> [Task to carry out]: Please restate the records below verbatim, omitting every image they hold.

####################

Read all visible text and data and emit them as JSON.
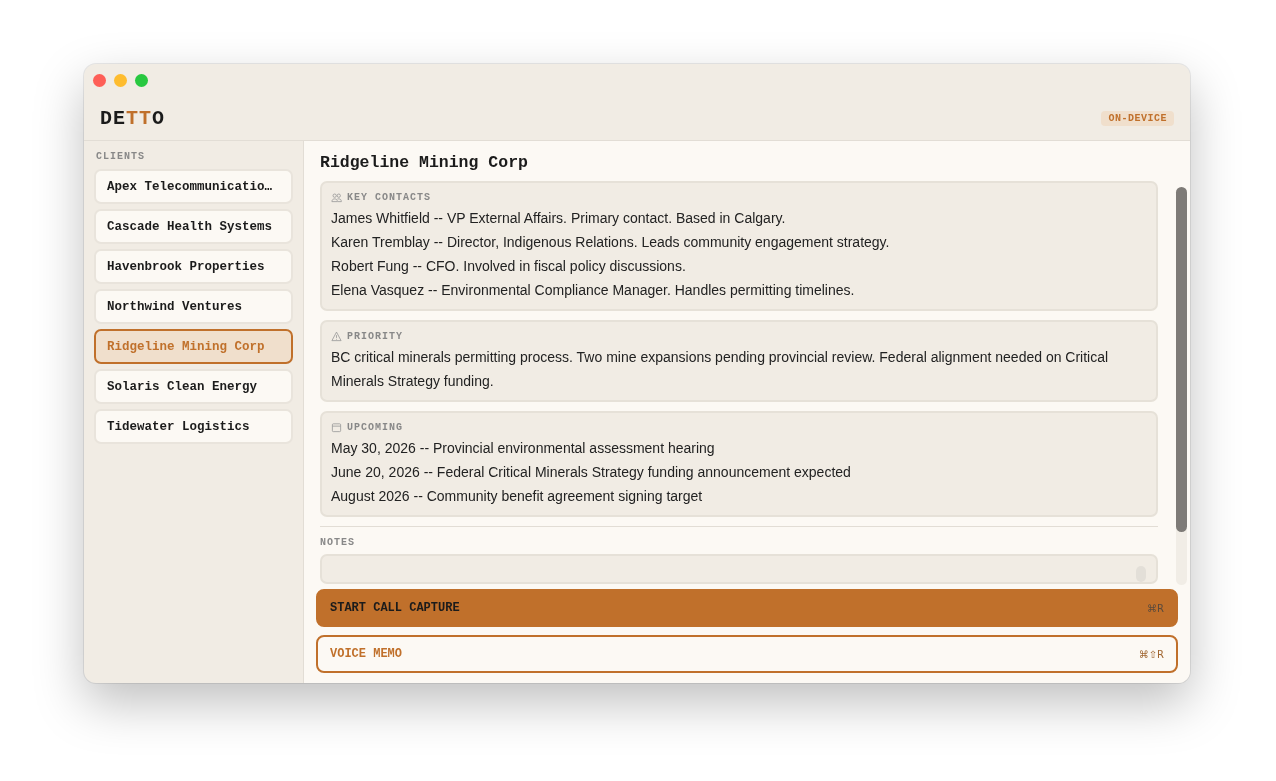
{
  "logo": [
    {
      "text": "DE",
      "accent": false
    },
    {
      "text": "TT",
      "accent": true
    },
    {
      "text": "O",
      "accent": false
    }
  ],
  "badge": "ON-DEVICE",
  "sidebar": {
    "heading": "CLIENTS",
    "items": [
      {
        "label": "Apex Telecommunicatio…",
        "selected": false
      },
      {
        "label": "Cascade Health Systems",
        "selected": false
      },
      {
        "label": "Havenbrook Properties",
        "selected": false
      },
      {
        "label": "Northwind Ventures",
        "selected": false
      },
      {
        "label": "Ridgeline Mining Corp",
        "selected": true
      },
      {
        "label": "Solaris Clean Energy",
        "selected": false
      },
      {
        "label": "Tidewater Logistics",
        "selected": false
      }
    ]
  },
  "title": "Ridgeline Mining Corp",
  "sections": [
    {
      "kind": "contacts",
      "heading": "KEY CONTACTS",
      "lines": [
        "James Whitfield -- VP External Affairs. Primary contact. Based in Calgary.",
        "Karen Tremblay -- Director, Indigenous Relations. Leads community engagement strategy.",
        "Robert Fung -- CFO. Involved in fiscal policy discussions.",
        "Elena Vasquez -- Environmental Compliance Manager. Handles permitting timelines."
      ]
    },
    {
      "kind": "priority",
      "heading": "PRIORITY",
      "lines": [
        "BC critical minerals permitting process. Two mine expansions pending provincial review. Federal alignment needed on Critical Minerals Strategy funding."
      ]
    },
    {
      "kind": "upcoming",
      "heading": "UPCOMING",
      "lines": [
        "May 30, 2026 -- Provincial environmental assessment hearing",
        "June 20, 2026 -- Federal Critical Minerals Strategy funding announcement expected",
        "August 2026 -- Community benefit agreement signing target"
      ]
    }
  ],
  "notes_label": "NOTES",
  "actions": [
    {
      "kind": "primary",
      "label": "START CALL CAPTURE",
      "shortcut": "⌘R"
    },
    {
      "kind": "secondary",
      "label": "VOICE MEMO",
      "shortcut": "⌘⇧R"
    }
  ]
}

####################

> [Final answer]:
Read all visible text and data and emit them as JSON.
{
  "logo": [
    {
      "text": "DE",
      "accent": false
    },
    {
      "text": "TT",
      "accent": true
    },
    {
      "text": "O",
      "accent": false
    }
  ],
  "badge": "ON-DEVICE",
  "sidebar": {
    "heading": "CLIENTS",
    "items": [
      {
        "label": "Apex Telecommunicatio…",
        "selected": false
      },
      {
        "label": "Cascade Health Systems",
        "selected": false
      },
      {
        "label": "Havenbrook Properties",
        "selected": false
      },
      {
        "label": "Northwind Ventures",
        "selected": false
      },
      {
        "label": "Ridgeline Mining Corp",
        "selected": true
      },
      {
        "label": "Solaris Clean Energy",
        "selected": false
      },
      {
        "label": "Tidewater Logistics",
        "selected": false
      }
    ]
  },
  "title": "Ridgeline Mining Corp",
  "sections": [
    {
      "kind": "contacts",
      "heading": "KEY CONTACTS",
      "lines": [
        "James Whitfield -- VP External Affairs. Primary contact. Based in Calgary.",
        "Karen Tremblay -- Director, Indigenous Relations. Leads community engagement strategy.",
        "Robert Fung -- CFO. Involved in fiscal policy discussions.",
        "Elena Vasquez -- Environmental Compliance Manager. Handles permitting timelines."
      ]
    },
    {
      "kind": "priority",
      "heading": "PRIORITY",
      "lines": [
        "BC critical minerals permitting process. Two mine expansions pending provincial review. Federal alignment needed on Critical Minerals Strategy funding."
      ]
    },
    {
      "kind": "upcoming",
      "heading": "UPCOMING",
      "lines": [
        "May 30, 2026 -- Provincial environmental assessment hearing",
        "June 20, 2026 -- Federal Critical Minerals Strategy funding announcement expected",
        "August 2026 -- Community benefit agreement signing target"
      ]
    }
  ],
  "notes_label": "NOTES",
  "actions": [
    {
      "kind": "primary",
      "label": "START CALL CAPTURE",
      "shortcut": "⌘R"
    },
    {
      "kind": "secondary",
      "label": "VOICE MEMO",
      "shortcut": "⌘⇧R"
    }
  ]
}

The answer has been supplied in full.